■ Work order ■
Leave no picture in, and give every entry again exactly.

╭─ Input records

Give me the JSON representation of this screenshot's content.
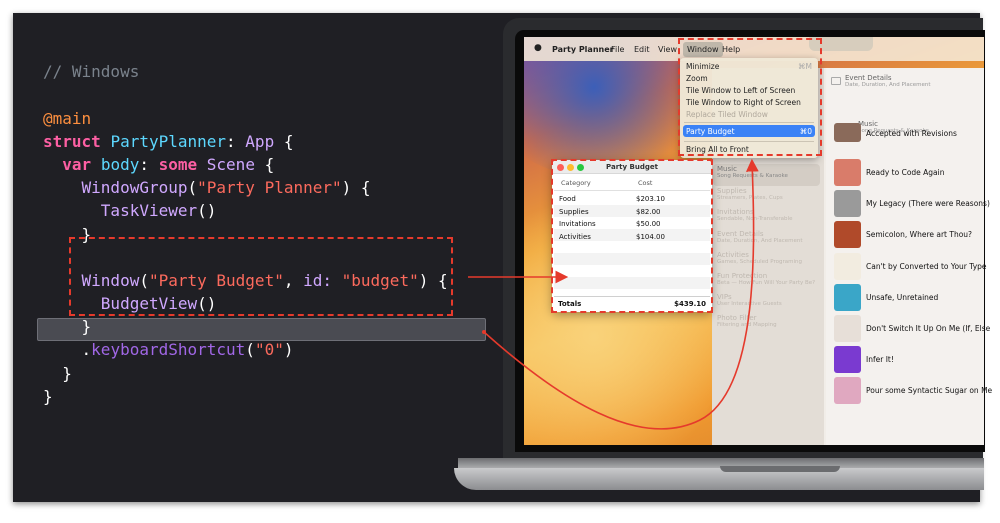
{
  "code": {
    "comment": "// Windows",
    "attribute": "@main",
    "kw_struct": "struct",
    "type_name": "PartyPlanner",
    "colon": ": ",
    "protocol_app": "App",
    "open_brace": " {",
    "kw_var": "var",
    "body_name": "body",
    "kw_some": "some",
    "scene_type": "Scene",
    "window_group": "WindowGroup",
    "window_group_title": "\"Party Planner\"",
    "task_viewer": "TaskViewer",
    "window_ctor": "Window",
    "window_title": "\"Party Budget\"",
    "id_label": "id:",
    "window_id": "\"budget\"",
    "budget_view": "BudgetView",
    "modifier": "keyboardShortcut",
    "shortcut_key": "\"0\"",
    "parens": "()",
    "close_brace": "}",
    "open_paren": "(",
    "close_paren": ")",
    "close_paren_brace": ") {",
    "comma": ", ",
    "dot": "."
  },
  "menubar": {
    "apple_icon": "apple-logo-icon",
    "app_name": "Party Planner",
    "items": [
      "File",
      "Edit",
      "View",
      "Window",
      "Help"
    ]
  },
  "window_menu": {
    "items": [
      {
        "label": "Minimize",
        "shortcut": "⌘M"
      },
      {
        "label": "Zoom",
        "shortcut": ""
      },
      {
        "label": "Tile Window to Left of Screen",
        "shortcut": ""
      },
      {
        "label": "Tile Window to Right of Screen",
        "shortcut": ""
      },
      {
        "label": "Replace Tiled Window",
        "shortcut": ""
      },
      {
        "label": "Party Budget",
        "shortcut": "⌘0"
      },
      {
        "label": "Bring All to Front",
        "shortcut": ""
      }
    ]
  },
  "budget_window": {
    "title": "Party Budget",
    "col_category": "Category",
    "col_cost": "Cost",
    "rows": [
      {
        "category": "Food",
        "cost": "$203.10"
      },
      {
        "category": "Supplies",
        "cost": "$82.00"
      },
      {
        "category": "Invitations",
        "cost": "$50.00"
      },
      {
        "category": "Activities",
        "cost": "$104.00"
      }
    ],
    "total_label": "Totals",
    "total_value": "$439.10"
  },
  "task_viewer": {
    "sidebar": [
      {
        "title": "Music",
        "subtitle": "Song Requests & Karaoke"
      },
      {
        "title": "Supplies",
        "subtitle": "Streamers, Plates, Cups"
      },
      {
        "title": "Invitations",
        "subtitle": "Sendable, Non-Transferable"
      },
      {
        "title": "Event Details",
        "subtitle": "Date, Duration, And Placement"
      },
      {
        "title": "Activities",
        "subtitle": "Games, Scheduled Programing"
      },
      {
        "title": "Fun Protection",
        "subtitle": "Beta — How Fun Will Your Party Be?"
      },
      {
        "title": "VIPs",
        "subtitle": "User Interactive Guests"
      },
      {
        "title": "Photo Filter",
        "subtitle": "Filtering and Mapping"
      }
    ],
    "header_event": {
      "title": "Event Details",
      "subtitle": "Date, Duration, And Placement"
    },
    "header_music": {
      "title": "Music",
      "subtitle": "Song Requests & Karaoke"
    },
    "songs": [
      "Accepted with Revisions",
      "Ready to Code Again",
      "My Legacy (There were Reasons)",
      "Semicolon, Where art Thou?",
      "Can't by Converted to Your Type",
      "Unsafe, Unretained",
      "Don't Switch It Up On Me (If, Else",
      "Infer It!",
      "Pour some Syntactic Sugar on Me"
    ]
  },
  "colors": {
    "annotation_red": "#e53a2c",
    "code_bg": "#1f1f24",
    "keyword": "#fc5fa3",
    "string": "#fc6a5d",
    "type": "#5dd8ff",
    "menu_highlight": "#3b82f6"
  }
}
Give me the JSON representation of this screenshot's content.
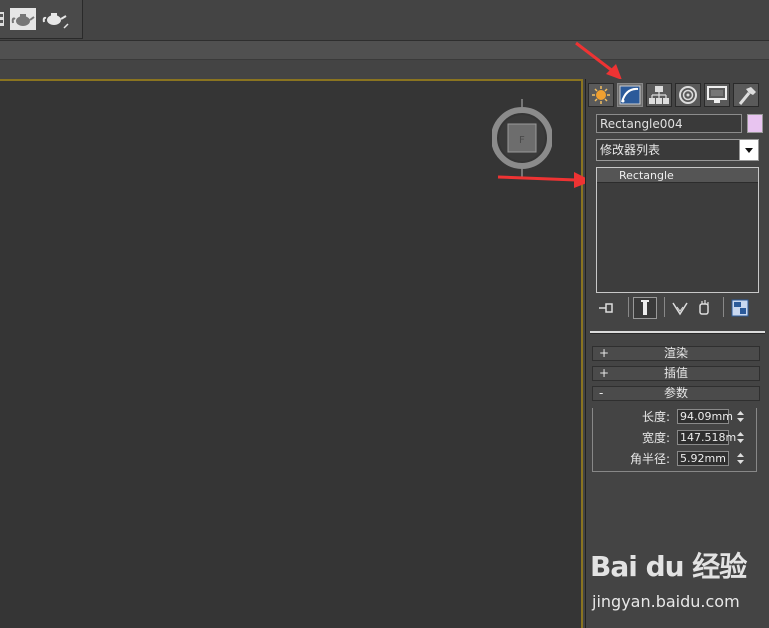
{
  "object_name": "Rectangle004",
  "object_color": "#e8c4f0",
  "modifier_list": {
    "selected": "修改器列表"
  },
  "stack": {
    "items": [
      "Rectangle"
    ]
  },
  "rollouts": [
    {
      "sign": "+",
      "title": "渲染"
    },
    {
      "sign": "+",
      "title": "插值"
    },
    {
      "sign": "-",
      "title": "参数"
    }
  ],
  "parameters": {
    "length": {
      "label": "长度:",
      "value": "94.09mm"
    },
    "width": {
      "label": "宽度:",
      "value": "147.518m"
    },
    "corner_radius": {
      "label": "角半径:",
      "value": "5.92mm"
    }
  },
  "command_tabs": [
    "create",
    "modify",
    "hierarchy",
    "motion",
    "display",
    "utilities"
  ],
  "active_tab": "modify",
  "colors": {
    "viewport_border": "#8a7420",
    "arrow": "#ee3333"
  },
  "watermark": {
    "logo": "Bai du 经验",
    "url": "jingyan.baidu.com"
  }
}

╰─

■ Reply ■
Give me the JSON representation of this screenshot's content.
{
  "code": {
    "comment": "// Windows",
    "attribute": "@main",
    "kw_struct": "struct",
    "type_name": "PartyPlanner",
    "colon": ": ",
    "protocol_app": "App",
    "open_brace": " {",
    "kw_var": "var",
    "body_name": "body",
    "kw_some": "some",
    "scene_type": "Scene",
    "window_group": "WindowGroup",
    "window_group_title": "\"Party Planner\"",
    "task_viewer": "TaskViewer",
    "window_ctor": "Window",
    "window_title": "\"Party Budget\"",
    "id_label": "id:",
    "window_id": "\"budget\"",
    "budget_view": "BudgetView",
    "modifier": "keyboardShortcut",
    "shortcut_key": "\"0\"",
    "parens": "()",
    "close_brace": "}",
    "open_paren": "(",
    "close_paren": ")",
    "close_paren_brace": ") {",
    "comma": ", ",
    "dot": "."
  },
  "menubar": {
    "apple_icon": "apple-logo-icon",
    "app_name": "Party Planner",
    "items": [
      "File",
      "Edit",
      "View",
      "Window",
      "Help"
    ]
  },
  "window_menu": {
    "items": [
      {
        "label": "Minimize",
        "shortcut": "⌘M"
      },
      {
        "label": "Zoom",
        "shortcut": ""
      },
      {
        "label": "Tile Window to Left of Screen",
        "shortcut": ""
      },
      {
        "label": "Tile Window to Right of Screen",
        "shortcut": ""
      },
      {
        "label": "Replace Tiled Window",
        "shortcut": ""
      },
      {
        "label": "Party Budget",
        "shortcut": "⌘0"
      },
      {
        "label": "Bring All to Front",
        "shortcut": ""
      }
    ]
  },
  "budget_window": {
    "title": "Party Budget",
    "col_category": "Category",
    "col_cost": "Cost",
    "rows": [
      {
        "category": "Food",
        "cost": "$203.10"
      },
      {
        "category": "Supplies",
        "cost": "$82.00"
      },
      {
        "category": "Invitations",
        "cost": "$50.00"
      },
      {
        "category": "Activities",
        "cost": "$104.00"
      }
    ],
    "total_label": "Totals",
    "total_value": "$439.10"
  },
  "task_viewer": {
    "sidebar": [
      {
        "title": "Music",
        "subtitle": "Song Requests & Karaoke"
      },
      {
        "title": "Supplies",
        "subtitle": "Streamers, Plates, Cups"
      },
      {
        "title": "Invitations",
        "subtitle": "Sendable, Non-Transferable"
      },
      {
        "title": "Event Details",
        "subtitle": "Date, Duration, And Placement"
      },
      {
        "title": "Activities",
        "subtitle": "Games, Scheduled Programing"
      },
      {
        "title": "Fun Protection",
        "subtitle": "Beta — How Fun Will Your Party Be?"
      },
      {
        "title": "VIPs",
        "subtitle": "User Interactive Guests"
      },
      {
        "title": "Photo Filter",
        "subtitle": "Filtering and Mapping"
      }
    ],
    "header_event": {
      "title": "Event Details",
      "subtitle": "Date, Duration, And Placement"
    },
    "header_music": {
      "title": "Music",
      "subtitle": "Song Requests & Karaoke"
    },
    "songs": [
      "Accepted with Revisions",
      "Ready to Code Again",
      "My Legacy (There were Reasons)",
      "Semicolon, Where art Thou?",
      "Can't by Converted to Your Type",
      "Unsafe, Unretained",
      "Don't Switch It Up On Me (If, Else",
      "Infer It!",
      "Pour some Syntactic Sugar on Me"
    ]
  },
  "colors": {
    "annotation_red": "#e53a2c",
    "code_bg": "#1f1f24",
    "keyword": "#fc5fa3",
    "string": "#fc6a5d",
    "type": "#5dd8ff",
    "menu_highlight": "#3b82f6"
  }
}
Give me the JSON representation of this screenshot's content.
{
  "object_name": "Rectangle004",
  "object_color": "#e8c4f0",
  "modifier_list": {
    "selected": "修改器列表"
  },
  "stack": {
    "items": [
      "Rectangle"
    ]
  },
  "rollouts": [
    {
      "sign": "+",
      "title": "渲染"
    },
    {
      "sign": "+",
      "title": "插值"
    },
    {
      "sign": "-",
      "title": "参数"
    }
  ],
  "parameters": {
    "length": {
      "label": "长度:",
      "value": "94.09mm"
    },
    "width": {
      "label": "宽度:",
      "value": "147.518m"
    },
    "corner_radius": {
      "label": "角半径:",
      "value": "5.92mm"
    }
  },
  "command_tabs": [
    "create",
    "modify",
    "hierarchy",
    "motion",
    "display",
    "utilities"
  ],
  "active_tab": "modify",
  "colors": {
    "viewport_border": "#8a7420",
    "arrow": "#ee3333"
  },
  "watermark": {
    "logo": "Bai du 经验",
    "url": "jingyan.baidu.com"
  }
}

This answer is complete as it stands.